5. The workforce is changing

From the survey analysis: As the economy evolves to a state where nearly everything can be delivered as a service, companies are increasingly tapping external expertise and resources they need — and on an as-needed basis — to fill skills and resource gaps and to accommodate rapidly changing business and customer demands.

That means more temporary staff, more consultants and contract workers, and even “crowd-sourced” projects. In fact, of those companies surveyed as part of Workforce 2020, 83 percent of executives say they will be increasing the use of contingent, intermittent or consultant employees.

6. Comp models, development, technology must change

From the survey analysis: This changing nature of employment is affecting workforce strategies. Of the companies surveyed:

  • 46 percent say they will require changes in compensation plans.
  • 45 percent say they will require increased investment in training.
  • 39 percent say they will result in changes to technology policies to support mobility, bring your own device, etc.
  • Just 38 percent say they have ample data about their workforce to understand their strengths and potential vulnerabilities from a skills perspective, and 39 percent say they use quantifiable metrics and benchmarking as part of their workforce development strategy.
  • Only 42 percent say they know how to extract meaningful insights from the data available to them.

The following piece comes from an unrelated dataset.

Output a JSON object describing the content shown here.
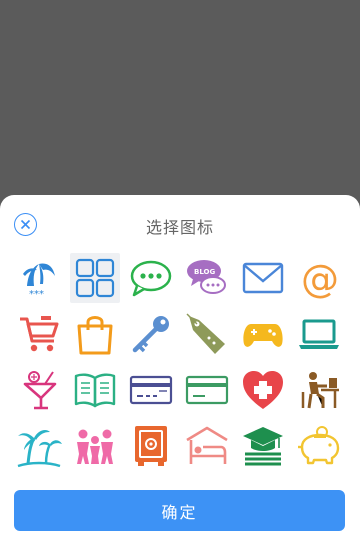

“The C-suite is out of touch”

“To gain advantage in the future, businesses must understand the workforce of tomorrow and its importance to bottom-line success — today,” said Cone of Oxford Economics. “Our research shows that the C-suite is out of touch with HR on business strategy and priorities, and workers are not getting what they want from their employers in terms of incentives, benefits and training.”

Here’s my 2 cents: I haven’t dug through this survey yet, but the highlights of the Workforce 2020 research is a damning indictment of  executive management and their lack of focus on talent and what they should be doing to nurture and grow it for the good of the organization.

I’ll remember this the next time I hear some executive or company’s PR flack spew the nonsense that “our people are our greatest asset.” As this research shows, that is clearly not the case in far too many organizations.

Of course, there’s a lot more going on this week than the latest workplace survey. Here are some HR and workplace-related items you may have missed. This is TLNT’s weekly round-up of news, trends, and insights from the world of talent management. I do it so you don’t have to.

  • HRCI continues to press ahead. Despite the split between the HR Certification Institute and SHRM over SHRM’s decision to launch their own, competing certifications, HRCI continues to press ahead. They recently announced a partnership with La Asociación Mexicana en Dirección de Recursos Humanos (AMEDIHR), which represents HR professionals throughout Mexico, and also, a grant of $750,000, plus an additional $250,000 matching contribution up to $1,000,000, to the SHRM Foundation. “Our investment in the SHRM Foundation has always been an investment in the future of our profession,” Clarissa Peterson, SPHR, GPHR, chair of HRCI’s board of directors, said about the announcement.
  • Why wellness programs usually don’t work. The New York Times did a deep dive into this week’s Kaiser Family Foundation annual survey on employer-sponsored health plans and came up with this wrinkle: “Despite the fact that employers are “very fond of workplace wellness programs .. while such programs sound great, research shows they rarely work as advertised.”
  • Unpredictable hours stress workers out. The HBR blog recently touched on something we probably all know to be true — “as jobs become ever more dependent on online connectivity and technology, more of us are losing control over our time.” The result? “Workers at the top and bottom of the economic spectrum feel the loss of control dearly, and technology is often the culprit. Whether it’s a buzzing smartphone or software that tracks our whereabouts, the more hard to predict our schedules become, the less real flexibility many of us have.”